“Freedom to read can never be taken for granted” is among the first sentences you’ll encounter on the Freedom to Read web site.
Freedom to Read Week, a project of the Freedom of Expression Committee and of the Book and Periodical Council, is an annual event held in late February to encourage Canadians to think about and reaffirm their commitment to intellectual freedom. Even in Canada, a free country by world standards where intellectual freedom is guaranteed under the Charter of Rights and Freedoms, schools and libraries are sometimes asked to remove books from their shelves. The United States holds a similar event, Banned Books Week, in September.
If you read through the sample of books and magazines on the Challenged Works section of the site, you may be surprised to see such well-known books as Of Mice and Men by John Steinbeck and the short story collection Lives of Girls and Women by Nobel Laureate Alice Munro on the list. The reasons people request removal of books vary. Some examples cited violence, filthy language, conveying a lack of parental authority, and the possibility that ideas would be objectionable if taken out of context because readers might not understand irony.
Sometimes, the books were viewed as racist because of language and characterization from a past era. The Adventures of Huckleberry Finn by Mark Twain and To Kill a Mockingbird by Harper Lee fell into this category.
In 1997 two parents in Winnipeg’s Fort Garry School Division complained about one of the books in Laura Ingalls Wilder’s Little House on the Prairie series saying On the Banks of Plum Creek contained several references offensive to aboriginals. The school superintendent replied, “Stories like this are an important part of our history on this continent. Simply eradicating them from shelves does not seem to be the answer.”
Sanitizing the story or removing the book won’t change the past.
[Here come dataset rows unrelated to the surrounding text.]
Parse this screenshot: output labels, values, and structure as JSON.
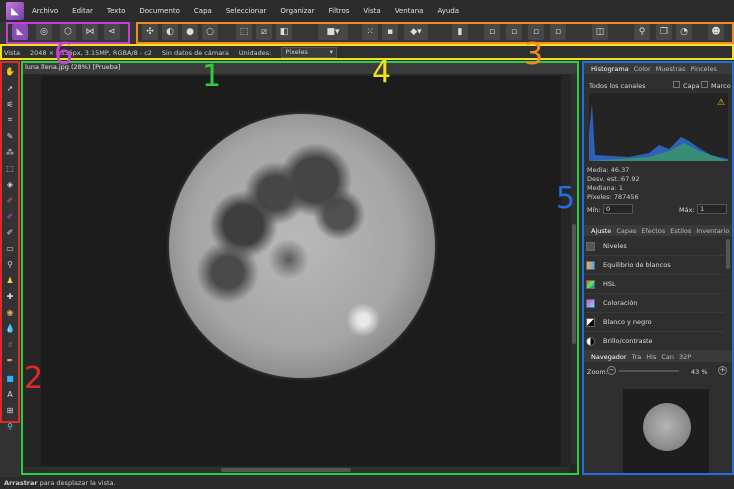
{
  "menu": [
    "Archivo",
    "Editar",
    "Texto",
    "Documento",
    "Capa",
    "Seleccionar",
    "Organizar",
    "Filtros",
    "Vista",
    "Ventana",
    "Ayuda"
  ],
  "context": {
    "view_label": "Vista",
    "doc_info": "2048 × 1536px, 3.15MP, RGBA/8 - c2",
    "camera": "Sin datos de cámara",
    "units_label": "Unidades:",
    "units_value": "Píxeles"
  },
  "document": {
    "tab_title": "luna llena.jpg (28%) [Prueba]"
  },
  "histogram": {
    "tabs": [
      "Histograma",
      "Color",
      "Muestras",
      "Pinceles"
    ],
    "channels": "Todos los canales",
    "layer_label": "Capa",
    "frame_label": "Marco",
    "stats": [
      "Media: 46.37",
      "Desv. est.:67.92",
      "Mediana: 1",
      "Píxeles: 787456"
    ],
    "min_label": "Mín:",
    "min_value": "0",
    "max_label": "Máx:",
    "max_value": "1"
  },
  "adjust": {
    "tabs": [
      "Ajuste",
      "Capas",
      "Efectos",
      "Estilos",
      "Inventario"
    ],
    "items": [
      "Niveles",
      "Equilibrio de blancos",
      "HSL",
      "Coloración",
      "Blanco y negro",
      "Brillo/contraste"
    ]
  },
  "navigator": {
    "tabs": [
      "Navegador",
      "Tra",
      "His",
      "Can",
      "32P"
    ],
    "zoom_label": "Zoom:",
    "zoom_value": "43 %"
  },
  "status": {
    "bold": "Arrastrar",
    "text": " para desplazar la vista."
  },
  "annotations": [
    "1",
    "2",
    "3",
    "4",
    "5",
    "6"
  ],
  "annotation_colors": {
    "1": "#2ecc40",
    "2": "#e02a2a",
    "3": "#f58a1f",
    "4": "#f3e21b",
    "5": "#1f6fe0",
    "6": "#c63fd6"
  }
}
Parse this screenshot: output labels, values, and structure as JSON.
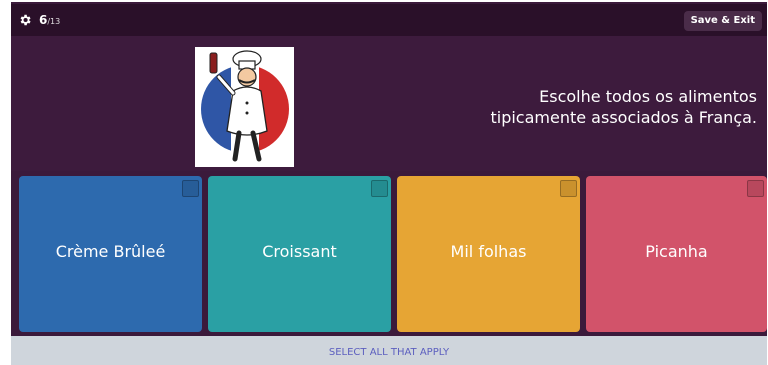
{
  "header": {
    "question_current": "6",
    "question_total": "/13",
    "save_exit_label": "Save & Exit"
  },
  "question": {
    "text": "Escolhe todos os alimentos tipicamente associados à França.",
    "image_icon": "french-chef-icon"
  },
  "options": [
    {
      "label": "Crème Brûleé",
      "color": "#2d6aae"
    },
    {
      "label": "Croissant",
      "color": "#2aa0a4"
    },
    {
      "label": "Mil folhas",
      "color": "#e6a534"
    },
    {
      "label": "Picanha",
      "color": "#d2536a"
    }
  ],
  "footer": {
    "hint": "SELECT ALL THAT APPLY"
  },
  "colors": {
    "background": "#3b1a3b",
    "topbar": "#2a1029",
    "footer": "#cfd5dc",
    "hint_text": "#5c5fbf"
  }
}
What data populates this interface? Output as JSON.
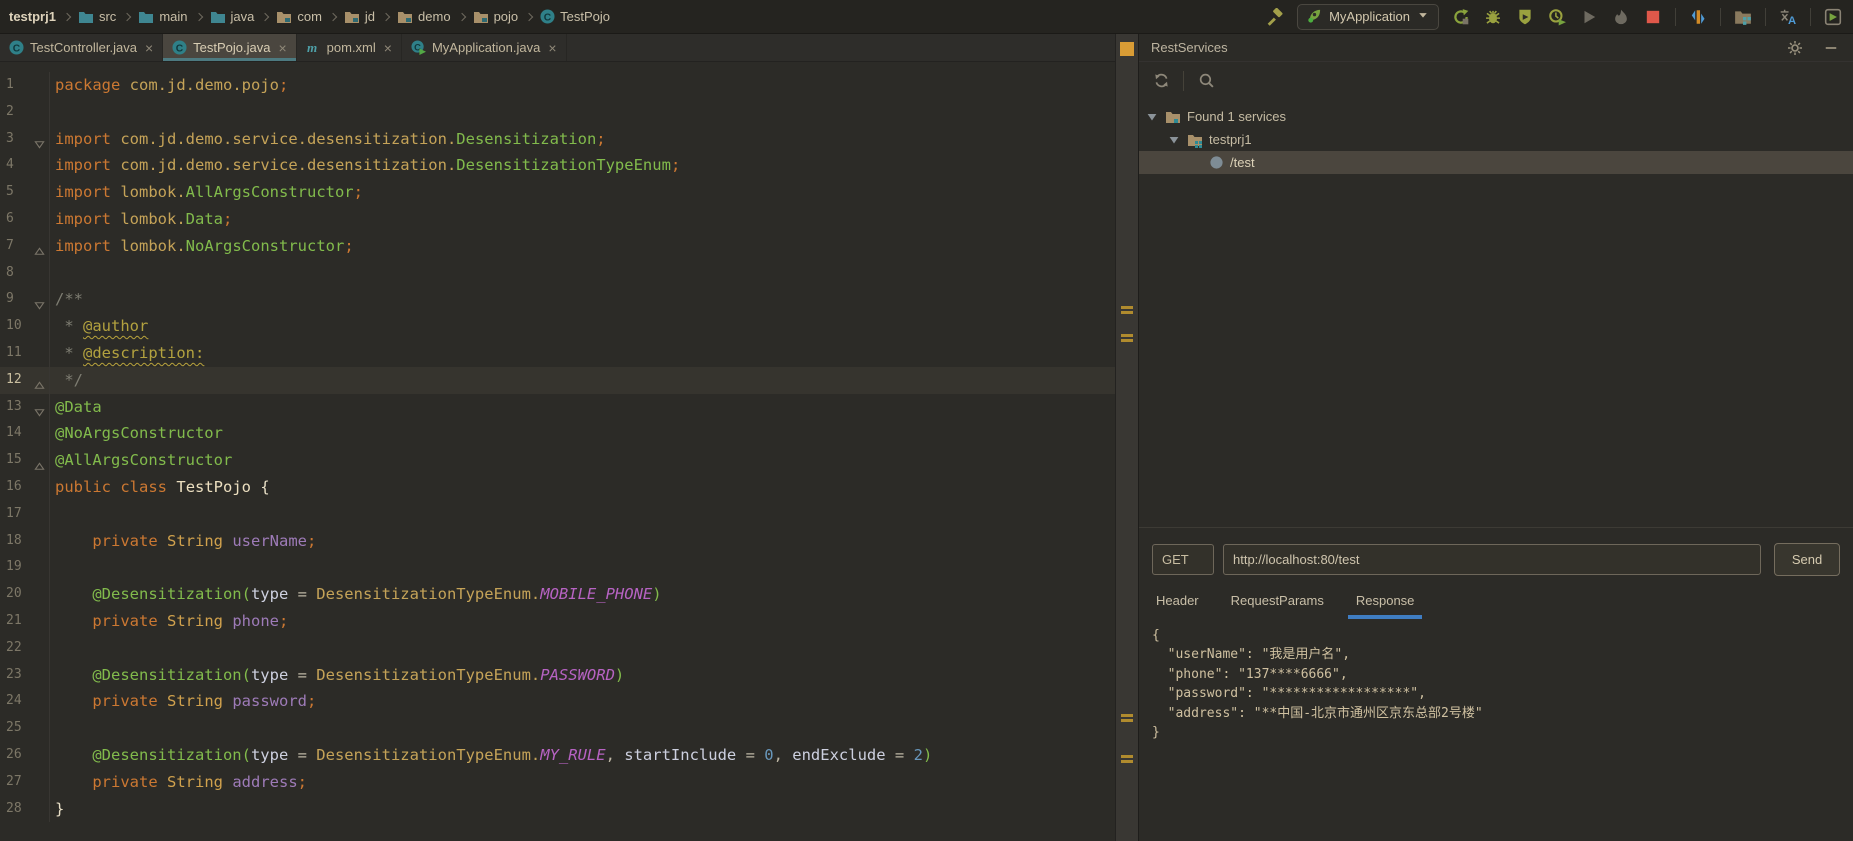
{
  "navbar": {
    "project": "testprj1",
    "crumbs": [
      {
        "label": "src",
        "icon": "folder-src"
      },
      {
        "label": "main",
        "icon": "folder-src"
      },
      {
        "label": "java",
        "icon": "folder-src"
      },
      {
        "label": "com",
        "icon": "folder-pkg"
      },
      {
        "label": "jd",
        "icon": "folder-pkg"
      },
      {
        "label": "demo",
        "icon": "folder-pkg"
      },
      {
        "label": "pojo",
        "icon": "folder-pkg"
      },
      {
        "label": "TestPojo",
        "icon": "class"
      }
    ]
  },
  "run_toolbar": {
    "build_icon": "hammer",
    "config": {
      "icon": "spring-leaf",
      "name": "MyApplication"
    },
    "groups": [
      [
        "rerun",
        "debug",
        "coverage",
        "profiler",
        "run-disabled",
        "flame-disabled",
        "stop"
      ],
      [
        "plugin-bars"
      ],
      [
        "modules"
      ],
      [
        "translate"
      ],
      [
        "services"
      ]
    ]
  },
  "editor_tabs": [
    {
      "label": "TestController.java",
      "icon": "class",
      "close": "×",
      "active": false
    },
    {
      "label": "TestPojo.java",
      "icon": "class",
      "close": "×",
      "active": true
    },
    {
      "label": "pom.xml",
      "icon": "maven",
      "close": "×",
      "active": false
    },
    {
      "label": "MyApplication.java",
      "icon": "class-run",
      "close": "×",
      "active": false
    }
  ],
  "editor": {
    "stripe_markers": [
      272,
      300,
      680,
      721
    ],
    "lines": [
      {
        "n": "1",
        "fold": null,
        "current": false,
        "tokens": [
          [
            "kw",
            "package"
          ],
          [
            "pln",
            " "
          ],
          [
            "pkg",
            "com.jd.demo.pojo"
          ],
          [
            "sem",
            ";"
          ]
        ]
      },
      {
        "n": "2",
        "fold": null,
        "current": false,
        "tokens": []
      },
      {
        "n": "3",
        "fold": "down",
        "current": false,
        "tokens": [
          [
            "kw",
            "import"
          ],
          [
            "pln",
            " "
          ],
          [
            "pkg",
            "com.jd.demo.service.desensitization."
          ],
          [
            "cls",
            "Desensitization"
          ],
          [
            "sem",
            ";"
          ]
        ]
      },
      {
        "n": "4",
        "fold": null,
        "current": false,
        "tokens": [
          [
            "kw",
            "import"
          ],
          [
            "pln",
            " "
          ],
          [
            "pkg",
            "com.jd.demo.service.desensitization."
          ],
          [
            "cls",
            "DesensitizationTypeEnum"
          ],
          [
            "sem",
            ";"
          ]
        ]
      },
      {
        "n": "5",
        "fold": null,
        "current": false,
        "tokens": [
          [
            "kw",
            "import"
          ],
          [
            "pln",
            " "
          ],
          [
            "pkg",
            "lombok."
          ],
          [
            "cls",
            "AllArgsConstructor"
          ],
          [
            "sem",
            ";"
          ]
        ]
      },
      {
        "n": "6",
        "fold": null,
        "current": false,
        "tokens": [
          [
            "kw",
            "import"
          ],
          [
            "pln",
            " "
          ],
          [
            "pkg",
            "lombok."
          ],
          [
            "cls",
            "Data"
          ],
          [
            "sem",
            ";"
          ]
        ]
      },
      {
        "n": "7",
        "fold": "up",
        "current": false,
        "tokens": [
          [
            "kw",
            "import"
          ],
          [
            "pln",
            " "
          ],
          [
            "pkg",
            "lombok."
          ],
          [
            "cls",
            "NoArgsConstructor"
          ],
          [
            "sem",
            ";"
          ]
        ]
      },
      {
        "n": "8",
        "fold": null,
        "current": false,
        "tokens": []
      },
      {
        "n": "9",
        "fold": "down",
        "current": false,
        "tokens": [
          [
            "cmt",
            "/**"
          ]
        ]
      },
      {
        "n": "10",
        "fold": null,
        "current": false,
        "tokens": [
          [
            "cmt",
            " * "
          ],
          [
            "tag",
            "@author"
          ]
        ]
      },
      {
        "n": "11",
        "fold": null,
        "current": false,
        "tokens": [
          [
            "cmt",
            " * "
          ],
          [
            "tag",
            "@description:"
          ]
        ]
      },
      {
        "n": "12",
        "fold": "up",
        "current": true,
        "tokens": [
          [
            "cmt",
            " */"
          ]
        ]
      },
      {
        "n": "13",
        "fold": "down",
        "current": false,
        "tokens": [
          [
            "ann",
            "@Data"
          ]
        ]
      },
      {
        "n": "14",
        "fold": null,
        "current": false,
        "tokens": [
          [
            "ann",
            "@NoArgsConstructor"
          ]
        ]
      },
      {
        "n": "15",
        "fold": "up",
        "current": false,
        "tokens": [
          [
            "ann",
            "@AllArgsConstructor"
          ]
        ]
      },
      {
        "n": "16",
        "fold": null,
        "current": false,
        "tokens": [
          [
            "kw",
            "public"
          ],
          [
            "pln",
            " "
          ],
          [
            "kw",
            "class"
          ],
          [
            "pln",
            " "
          ],
          [
            "cn",
            "TestPojo"
          ],
          [
            "pln",
            " "
          ],
          [
            "br",
            "{"
          ]
        ]
      },
      {
        "n": "17",
        "fold": null,
        "current": false,
        "tokens": []
      },
      {
        "n": "18",
        "fold": null,
        "current": false,
        "tokens": [
          [
            "pln",
            "    "
          ],
          [
            "kw",
            "private"
          ],
          [
            "pln",
            " "
          ],
          [
            "typ",
            "String"
          ],
          [
            "pln",
            " "
          ],
          [
            "fld",
            "userName"
          ],
          [
            "sem",
            ";"
          ]
        ]
      },
      {
        "n": "19",
        "fold": null,
        "current": false,
        "tokens": []
      },
      {
        "n": "20",
        "fold": null,
        "current": false,
        "tokens": [
          [
            "pln",
            "    "
          ],
          [
            "ann",
            "@Desensitization("
          ],
          [
            "att",
            "type"
          ],
          [
            "op",
            " = "
          ],
          [
            "pkg",
            "DesensitizationTypeEnum."
          ],
          [
            "con",
            "MOBILE_PHONE"
          ],
          [
            "ann",
            ")"
          ]
        ]
      },
      {
        "n": "21",
        "fold": null,
        "current": false,
        "tokens": [
          [
            "pln",
            "    "
          ],
          [
            "kw",
            "private"
          ],
          [
            "pln",
            " "
          ],
          [
            "typ",
            "String"
          ],
          [
            "pln",
            " "
          ],
          [
            "fld",
            "phone"
          ],
          [
            "sem",
            ";"
          ]
        ]
      },
      {
        "n": "22",
        "fold": null,
        "current": false,
        "tokens": []
      },
      {
        "n": "23",
        "fold": null,
        "current": false,
        "tokens": [
          [
            "pln",
            "    "
          ],
          [
            "ann",
            "@Desensitization("
          ],
          [
            "att",
            "type"
          ],
          [
            "op",
            " = "
          ],
          [
            "pkg",
            "DesensitizationTypeEnum."
          ],
          [
            "con",
            "PASSWORD"
          ],
          [
            "ann",
            ")"
          ]
        ]
      },
      {
        "n": "24",
        "fold": null,
        "current": false,
        "tokens": [
          [
            "pln",
            "    "
          ],
          [
            "kw",
            "private"
          ],
          [
            "pln",
            " "
          ],
          [
            "typ",
            "String"
          ],
          [
            "pln",
            " "
          ],
          [
            "fld",
            "password"
          ],
          [
            "sem",
            ";"
          ]
        ]
      },
      {
        "n": "25",
        "fold": null,
        "current": false,
        "tokens": []
      },
      {
        "n": "26",
        "fold": null,
        "current": false,
        "tokens": [
          [
            "pln",
            "    "
          ],
          [
            "ann",
            "@Desensitization("
          ],
          [
            "att",
            "type"
          ],
          [
            "op",
            " = "
          ],
          [
            "pkg",
            "DesensitizationTypeEnum."
          ],
          [
            "con",
            "MY_RULE"
          ],
          [
            "op",
            ", "
          ],
          [
            "att",
            "startInclude"
          ],
          [
            "op",
            " = "
          ],
          [
            "num",
            "0"
          ],
          [
            "op",
            ", "
          ],
          [
            "att",
            "endExclude"
          ],
          [
            "op",
            " = "
          ],
          [
            "num",
            "2"
          ],
          [
            "ann",
            ")"
          ]
        ]
      },
      {
        "n": "27",
        "fold": null,
        "current": false,
        "tokens": [
          [
            "pln",
            "    "
          ],
          [
            "kw",
            "private"
          ],
          [
            "pln",
            " "
          ],
          [
            "typ",
            "String"
          ],
          [
            "pln",
            " "
          ],
          [
            "fld",
            "address"
          ],
          [
            "sem",
            ";"
          ]
        ]
      },
      {
        "n": "28",
        "fold": null,
        "current": false,
        "tokens": [
          [
            "br",
            "}"
          ]
        ]
      }
    ]
  },
  "rest_panel": {
    "title": "RestServices",
    "header_icons": [
      "gear",
      "minimize"
    ],
    "toolbar_icons": [
      "refresh",
      "search"
    ],
    "tree": [
      {
        "level": 0,
        "caret": true,
        "icon": "folder-services",
        "label": "Found 1 services",
        "selected": false
      },
      {
        "level": 1,
        "caret": true,
        "icon": "folder-module",
        "label": "testprj1",
        "selected": false
      },
      {
        "level": 2,
        "caret": false,
        "icon": "endpoint",
        "label": "/test",
        "selected": true
      }
    ],
    "request": {
      "method": "GET",
      "url": "http://localhost:80/test",
      "send_label": "Send"
    },
    "tabs": [
      {
        "label": "Header",
        "active": false
      },
      {
        "label": "RequestParams",
        "active": false
      },
      {
        "label": "Response",
        "active": true
      }
    ],
    "response_lines": [
      "{",
      "  \"userName\": \"我是用户名\",",
      "  \"phone\": \"137****6666\",",
      "  \"password\": \"******************\",",
      "  \"address\": \"**中国-北京市通州区京东总部2号楼\"",
      "}"
    ]
  },
  "colors": {
    "accent_blue": "#3f7dc2",
    "tab_accent": "#4d7a80",
    "selection": "#4b463e",
    "warning_orange": "#d99c35",
    "stop_red": "#e0584a",
    "run_green": "#8aa33c"
  }
}
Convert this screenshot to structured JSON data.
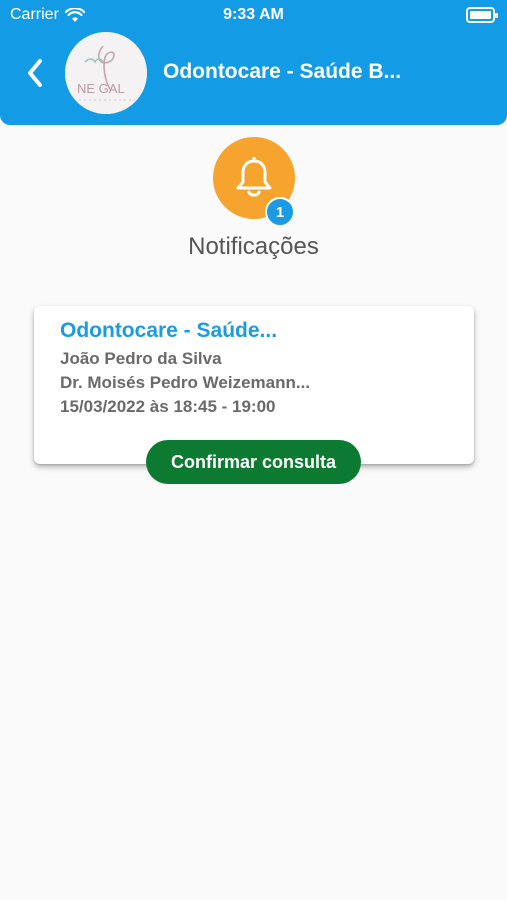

We need to be able to read these stories in context and with critical thinking.
Objections also arose when books portrayed values that differed from those of the challenger such as anti-Christian overtones or flagrant Islamophobia. One book was challenged because the writer was a Holocaust denier. It is easy to dismiss the challenges when they seem trivial or when we find the content of the book acceptable. It may be harder when we agree with the challenger’s point of view. That doesn’t take away the author’s right to intellectual freedom or the reader’s right to decide for themselves what they want to read. Freedom to Read Week prompts us to think about that.
Note that there is a distinction between depiction of racism or other prejudices in books and inciting hate, which is where Canada draws the line with regard to free speech. Advocating genocide, publicly inciting hatred likely to lead to a breach of the peace, and willfully promoting hatred are offenses within the Canadian Criminal Code authorizing courts to seize hate propaganda. This has resulted in the government banning books, but the instances are rare. How and where one draws the line and interprets “inciting hate” is controversial and draws discussion from differing points of view.
“The freedom to choose what we read does not, however, include the freedom to choose for others. We accept that courts alone have the authority to restrict reading material, a prerogative that cannot be delegated or appropriated.”
∼ Freedom to Read website
You can find kits on the Freedom to Read website with ideas for teachers, librarians, booksellers and the general public to use during Freedom to Read week. Ideas include things like tweeting out the name of a challenged book each day during the week, creating a display of challenged books, organizing a public reading, and having authors, bloggers and students write about what censorship means to them.
What does censorship and the right to read mean to you?